  • Last Letters

    Last Letters Saying goodbye forever is always difficult both for the voyager and for those who stay. But worse still is leaving with no communication. I have always appreciated the good friends who let me know of their serious diagnosis or their move to hospice, and for the chance to exchange loving reminiscences, thoughts, and…

  • Doctors and the End of Life

    Two recent, distinctly different publications address end-of-life concerns and despite different audiences, format, and approaches, both focus of important considerations and share a common theme. End-of-life goals should emphasize quality rather than quantity of time, should be considered at all stages of life, since death can occur at any age, and should  help patients to…

  • The Grim Reader Reports

    Those Obits: “Died” and “passed away” remain the most frequent obituary verbs, but a reader sent in a new one: “breathed her last”. We also saw some open-ended ‘in lieu of flowers’ requests to give to; “a charity of your choice”, “educate children”, “promote the arts” or “take a moment to enjoy the melody of…

  • Cremation English Style

    by Patricia Carr On September first, 2013, my father, age 100, died in Yeovil, Somerset, a pretty county town where he and my mother had lived for close on thirty years until my mother died in 2005. Both parents had opted for cremation, and on each occasion it was conducted by a funeral home at…

  • Did You Know?

    Is embalming required?

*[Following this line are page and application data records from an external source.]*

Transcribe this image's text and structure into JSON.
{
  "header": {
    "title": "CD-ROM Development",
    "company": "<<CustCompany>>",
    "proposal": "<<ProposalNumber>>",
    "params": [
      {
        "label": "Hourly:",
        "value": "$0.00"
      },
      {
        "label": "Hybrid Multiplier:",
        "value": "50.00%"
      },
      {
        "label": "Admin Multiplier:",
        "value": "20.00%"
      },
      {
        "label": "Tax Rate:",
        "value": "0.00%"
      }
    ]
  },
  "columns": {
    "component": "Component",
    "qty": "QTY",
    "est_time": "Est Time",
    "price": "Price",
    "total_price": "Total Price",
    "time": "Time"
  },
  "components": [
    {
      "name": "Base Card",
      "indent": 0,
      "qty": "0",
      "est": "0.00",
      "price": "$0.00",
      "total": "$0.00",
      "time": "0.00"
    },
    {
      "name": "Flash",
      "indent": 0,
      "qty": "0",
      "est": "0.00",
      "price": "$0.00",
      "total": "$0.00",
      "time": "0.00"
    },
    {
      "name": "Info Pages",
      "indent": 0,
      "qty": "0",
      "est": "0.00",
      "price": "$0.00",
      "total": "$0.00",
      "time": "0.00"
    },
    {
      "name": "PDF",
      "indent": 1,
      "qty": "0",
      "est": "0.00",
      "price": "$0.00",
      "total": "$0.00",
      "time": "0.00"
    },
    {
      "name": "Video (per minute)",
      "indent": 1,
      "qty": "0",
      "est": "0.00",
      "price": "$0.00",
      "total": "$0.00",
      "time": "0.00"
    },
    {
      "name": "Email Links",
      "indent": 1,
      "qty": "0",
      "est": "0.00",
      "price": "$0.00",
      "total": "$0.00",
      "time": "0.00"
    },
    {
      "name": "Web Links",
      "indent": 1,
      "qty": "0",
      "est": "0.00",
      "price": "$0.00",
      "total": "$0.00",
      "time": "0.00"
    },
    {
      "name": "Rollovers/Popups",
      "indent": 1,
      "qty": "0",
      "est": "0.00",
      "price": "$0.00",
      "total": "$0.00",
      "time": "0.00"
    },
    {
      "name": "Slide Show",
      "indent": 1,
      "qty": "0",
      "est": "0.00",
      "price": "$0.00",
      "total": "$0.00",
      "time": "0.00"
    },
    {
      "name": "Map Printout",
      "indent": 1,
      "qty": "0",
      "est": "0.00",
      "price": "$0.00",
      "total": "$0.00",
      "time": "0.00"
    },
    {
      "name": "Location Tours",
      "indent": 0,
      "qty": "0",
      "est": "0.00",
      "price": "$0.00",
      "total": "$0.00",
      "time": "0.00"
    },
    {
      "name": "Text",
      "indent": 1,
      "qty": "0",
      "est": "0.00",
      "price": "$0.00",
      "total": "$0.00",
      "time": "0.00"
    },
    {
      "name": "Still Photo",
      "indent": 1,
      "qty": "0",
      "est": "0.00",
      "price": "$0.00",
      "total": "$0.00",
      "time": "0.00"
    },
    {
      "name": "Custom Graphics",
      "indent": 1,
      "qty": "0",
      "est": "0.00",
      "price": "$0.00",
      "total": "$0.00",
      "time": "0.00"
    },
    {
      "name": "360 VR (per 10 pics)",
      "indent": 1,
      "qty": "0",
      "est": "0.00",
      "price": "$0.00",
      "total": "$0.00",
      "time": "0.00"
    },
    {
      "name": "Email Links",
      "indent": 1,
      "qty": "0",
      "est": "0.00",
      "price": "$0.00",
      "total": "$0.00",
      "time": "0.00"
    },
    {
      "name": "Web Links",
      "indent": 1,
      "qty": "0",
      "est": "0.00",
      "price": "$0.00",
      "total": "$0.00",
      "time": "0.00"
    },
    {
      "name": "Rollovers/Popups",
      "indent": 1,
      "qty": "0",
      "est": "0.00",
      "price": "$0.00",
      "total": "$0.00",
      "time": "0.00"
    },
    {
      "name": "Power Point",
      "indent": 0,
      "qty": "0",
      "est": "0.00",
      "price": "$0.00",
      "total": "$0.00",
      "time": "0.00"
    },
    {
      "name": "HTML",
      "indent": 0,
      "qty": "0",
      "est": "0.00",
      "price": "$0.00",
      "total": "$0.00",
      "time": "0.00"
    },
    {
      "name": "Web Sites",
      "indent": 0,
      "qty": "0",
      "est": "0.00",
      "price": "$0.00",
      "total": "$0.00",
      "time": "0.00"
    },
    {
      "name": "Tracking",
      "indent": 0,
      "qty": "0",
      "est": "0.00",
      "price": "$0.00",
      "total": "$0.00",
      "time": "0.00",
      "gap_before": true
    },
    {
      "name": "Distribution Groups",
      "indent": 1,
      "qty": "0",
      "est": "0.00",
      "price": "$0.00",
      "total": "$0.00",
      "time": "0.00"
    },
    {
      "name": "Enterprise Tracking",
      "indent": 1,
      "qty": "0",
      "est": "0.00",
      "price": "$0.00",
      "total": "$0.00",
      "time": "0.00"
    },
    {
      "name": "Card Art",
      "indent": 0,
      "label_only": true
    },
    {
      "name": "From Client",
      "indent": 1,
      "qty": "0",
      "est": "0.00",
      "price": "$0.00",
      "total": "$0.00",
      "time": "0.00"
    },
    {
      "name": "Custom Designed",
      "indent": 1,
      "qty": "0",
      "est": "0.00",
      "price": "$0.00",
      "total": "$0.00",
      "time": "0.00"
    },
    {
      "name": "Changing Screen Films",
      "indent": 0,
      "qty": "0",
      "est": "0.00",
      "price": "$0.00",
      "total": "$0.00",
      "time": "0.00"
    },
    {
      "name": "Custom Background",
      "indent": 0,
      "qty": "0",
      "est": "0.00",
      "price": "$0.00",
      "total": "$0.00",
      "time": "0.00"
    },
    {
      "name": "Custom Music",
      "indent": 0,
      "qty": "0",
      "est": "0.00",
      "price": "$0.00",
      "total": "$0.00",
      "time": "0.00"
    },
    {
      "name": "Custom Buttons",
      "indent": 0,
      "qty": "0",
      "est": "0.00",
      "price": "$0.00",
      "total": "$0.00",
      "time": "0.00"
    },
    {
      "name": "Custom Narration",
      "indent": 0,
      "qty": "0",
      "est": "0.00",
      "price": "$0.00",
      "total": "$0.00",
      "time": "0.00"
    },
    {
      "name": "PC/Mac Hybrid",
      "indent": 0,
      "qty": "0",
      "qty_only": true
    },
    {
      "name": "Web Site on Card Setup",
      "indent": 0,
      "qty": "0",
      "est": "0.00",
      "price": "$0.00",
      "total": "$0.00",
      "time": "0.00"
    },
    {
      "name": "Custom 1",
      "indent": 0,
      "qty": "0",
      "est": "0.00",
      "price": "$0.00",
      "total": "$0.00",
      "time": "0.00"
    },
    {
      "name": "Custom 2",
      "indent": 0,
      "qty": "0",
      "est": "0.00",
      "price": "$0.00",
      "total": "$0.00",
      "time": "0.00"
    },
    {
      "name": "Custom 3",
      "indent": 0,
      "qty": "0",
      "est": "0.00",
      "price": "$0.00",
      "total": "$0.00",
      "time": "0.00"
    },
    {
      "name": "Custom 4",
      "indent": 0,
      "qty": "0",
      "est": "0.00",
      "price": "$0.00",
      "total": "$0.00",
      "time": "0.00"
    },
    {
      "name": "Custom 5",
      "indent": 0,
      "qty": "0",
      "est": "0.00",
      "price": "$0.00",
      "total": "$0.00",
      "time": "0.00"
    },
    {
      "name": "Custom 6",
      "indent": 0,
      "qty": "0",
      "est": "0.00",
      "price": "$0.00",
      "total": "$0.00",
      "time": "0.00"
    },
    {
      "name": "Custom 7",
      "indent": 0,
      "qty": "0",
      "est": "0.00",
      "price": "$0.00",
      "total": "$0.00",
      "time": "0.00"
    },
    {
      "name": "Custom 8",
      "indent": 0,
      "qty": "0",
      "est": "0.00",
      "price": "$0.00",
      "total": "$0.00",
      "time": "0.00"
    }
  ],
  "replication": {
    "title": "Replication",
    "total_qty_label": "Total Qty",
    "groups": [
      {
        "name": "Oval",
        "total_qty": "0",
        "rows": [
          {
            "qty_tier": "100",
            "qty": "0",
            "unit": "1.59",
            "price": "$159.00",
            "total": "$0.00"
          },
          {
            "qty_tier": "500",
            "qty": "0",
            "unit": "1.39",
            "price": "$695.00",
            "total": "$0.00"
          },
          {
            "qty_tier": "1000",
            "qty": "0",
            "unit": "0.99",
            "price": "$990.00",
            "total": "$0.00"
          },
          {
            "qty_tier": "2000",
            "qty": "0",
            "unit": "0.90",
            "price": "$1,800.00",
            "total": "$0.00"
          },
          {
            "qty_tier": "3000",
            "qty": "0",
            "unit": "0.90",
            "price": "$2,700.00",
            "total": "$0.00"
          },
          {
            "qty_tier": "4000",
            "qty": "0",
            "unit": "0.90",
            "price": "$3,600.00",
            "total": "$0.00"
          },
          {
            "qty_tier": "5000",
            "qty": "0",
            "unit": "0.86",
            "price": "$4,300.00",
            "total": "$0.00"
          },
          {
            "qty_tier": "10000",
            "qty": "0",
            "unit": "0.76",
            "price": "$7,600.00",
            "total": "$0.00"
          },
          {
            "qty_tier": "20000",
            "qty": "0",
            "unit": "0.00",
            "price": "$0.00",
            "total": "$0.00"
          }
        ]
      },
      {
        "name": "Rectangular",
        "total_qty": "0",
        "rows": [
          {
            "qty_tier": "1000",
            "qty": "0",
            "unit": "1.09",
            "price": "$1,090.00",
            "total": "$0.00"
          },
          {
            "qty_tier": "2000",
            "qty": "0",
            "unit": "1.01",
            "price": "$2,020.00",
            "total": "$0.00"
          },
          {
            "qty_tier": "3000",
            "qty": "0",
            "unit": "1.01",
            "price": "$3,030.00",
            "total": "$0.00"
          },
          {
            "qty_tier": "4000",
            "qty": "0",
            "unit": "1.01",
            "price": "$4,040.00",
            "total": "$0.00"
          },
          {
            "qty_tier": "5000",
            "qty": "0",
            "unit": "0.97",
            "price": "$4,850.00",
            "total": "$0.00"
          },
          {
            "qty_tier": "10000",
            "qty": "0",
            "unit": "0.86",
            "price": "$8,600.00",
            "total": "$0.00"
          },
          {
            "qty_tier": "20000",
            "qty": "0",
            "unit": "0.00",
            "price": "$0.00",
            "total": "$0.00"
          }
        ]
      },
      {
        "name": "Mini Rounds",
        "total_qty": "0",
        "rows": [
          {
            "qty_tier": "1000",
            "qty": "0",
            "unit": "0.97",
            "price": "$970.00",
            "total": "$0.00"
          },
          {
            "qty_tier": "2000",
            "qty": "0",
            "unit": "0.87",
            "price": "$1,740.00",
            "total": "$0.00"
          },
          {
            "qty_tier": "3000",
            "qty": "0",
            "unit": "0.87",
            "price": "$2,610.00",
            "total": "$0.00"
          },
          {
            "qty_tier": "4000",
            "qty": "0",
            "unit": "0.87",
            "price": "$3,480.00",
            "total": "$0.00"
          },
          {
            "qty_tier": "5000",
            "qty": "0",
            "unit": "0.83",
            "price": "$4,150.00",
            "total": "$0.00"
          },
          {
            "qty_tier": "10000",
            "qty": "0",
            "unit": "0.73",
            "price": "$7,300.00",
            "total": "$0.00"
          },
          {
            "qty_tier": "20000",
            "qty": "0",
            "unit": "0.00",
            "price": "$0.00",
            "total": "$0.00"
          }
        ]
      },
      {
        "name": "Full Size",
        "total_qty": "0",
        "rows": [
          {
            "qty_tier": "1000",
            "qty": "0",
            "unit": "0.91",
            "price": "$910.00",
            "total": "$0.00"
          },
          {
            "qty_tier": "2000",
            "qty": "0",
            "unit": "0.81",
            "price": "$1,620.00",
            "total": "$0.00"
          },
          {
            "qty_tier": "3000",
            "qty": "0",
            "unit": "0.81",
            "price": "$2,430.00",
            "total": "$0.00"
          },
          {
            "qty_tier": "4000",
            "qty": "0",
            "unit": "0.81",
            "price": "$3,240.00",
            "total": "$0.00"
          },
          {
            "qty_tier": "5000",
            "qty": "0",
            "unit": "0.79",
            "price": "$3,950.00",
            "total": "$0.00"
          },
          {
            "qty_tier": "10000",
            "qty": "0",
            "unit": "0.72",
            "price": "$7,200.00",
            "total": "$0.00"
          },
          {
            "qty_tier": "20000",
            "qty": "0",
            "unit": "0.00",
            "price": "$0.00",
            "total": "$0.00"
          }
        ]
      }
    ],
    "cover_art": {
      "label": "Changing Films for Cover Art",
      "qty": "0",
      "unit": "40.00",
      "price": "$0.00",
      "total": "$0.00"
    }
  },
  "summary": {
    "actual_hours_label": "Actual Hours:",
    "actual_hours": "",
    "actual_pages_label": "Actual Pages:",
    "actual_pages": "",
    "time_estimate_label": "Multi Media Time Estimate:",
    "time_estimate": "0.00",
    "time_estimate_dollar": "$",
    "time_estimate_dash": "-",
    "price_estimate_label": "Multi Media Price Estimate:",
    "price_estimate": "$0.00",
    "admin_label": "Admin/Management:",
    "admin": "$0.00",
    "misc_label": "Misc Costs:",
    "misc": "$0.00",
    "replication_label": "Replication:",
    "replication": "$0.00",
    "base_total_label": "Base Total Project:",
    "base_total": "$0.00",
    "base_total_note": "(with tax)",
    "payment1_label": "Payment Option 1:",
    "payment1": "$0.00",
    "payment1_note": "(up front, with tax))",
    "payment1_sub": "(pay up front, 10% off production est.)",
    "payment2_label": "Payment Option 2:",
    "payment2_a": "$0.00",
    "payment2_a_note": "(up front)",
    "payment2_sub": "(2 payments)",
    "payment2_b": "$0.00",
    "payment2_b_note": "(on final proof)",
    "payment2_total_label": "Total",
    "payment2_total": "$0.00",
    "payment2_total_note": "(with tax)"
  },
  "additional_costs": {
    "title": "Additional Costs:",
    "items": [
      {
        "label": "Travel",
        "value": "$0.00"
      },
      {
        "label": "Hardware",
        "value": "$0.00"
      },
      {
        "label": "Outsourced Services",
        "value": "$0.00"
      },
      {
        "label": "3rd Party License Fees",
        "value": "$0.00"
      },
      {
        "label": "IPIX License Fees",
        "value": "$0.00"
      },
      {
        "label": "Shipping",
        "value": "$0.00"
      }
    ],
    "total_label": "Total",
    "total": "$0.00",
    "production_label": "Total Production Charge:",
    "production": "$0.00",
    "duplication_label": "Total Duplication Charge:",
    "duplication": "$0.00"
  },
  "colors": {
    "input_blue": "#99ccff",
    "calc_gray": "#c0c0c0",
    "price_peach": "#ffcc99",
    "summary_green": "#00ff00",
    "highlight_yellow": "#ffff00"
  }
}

NO. It is not required for either cremation or for burial. Funeral homes may have “policies” requiring embalming for viewings or funerals with the body present, but there are no laws requiring this. Funeral homes may urge embalming if burial is delayed, but refrigeration is a viable alternative. Cremation and Immediate Burial…

  • Fall-Winter 2008: A Priceless Gift

    by Valerie Friedman I believe that it is our responsibility to our loved ones to prepare what is referred to as a “letter of final instruction”. It provides someone who would have to step into our shoes with all the information they need to handle our affairs if we are unable to do so, because…

  • Fall-Winter 2008: My Parents’ Funerals: Then and Now

    by George Schmidt My father died in 1962 when I was 16 years old. He had married late in life, had very little insurance and was receiving a small pension which was immediately stopped by his former employer. He left his widow, my brother who was a first classman (senior) at the United States Naval…

  • Fall-Winter 2007: Funeral Price List Report Card

    By Jean T.D. Bandler We appreciate those funeral homes that responded to our price list requests, but remain puzzled that most ignored our letters, apparently willing to keep their charges a secret. We are also surprised that several homes reported the price lists “were unavailable” or provided incomplete “estimates”. We are thankful for the hard…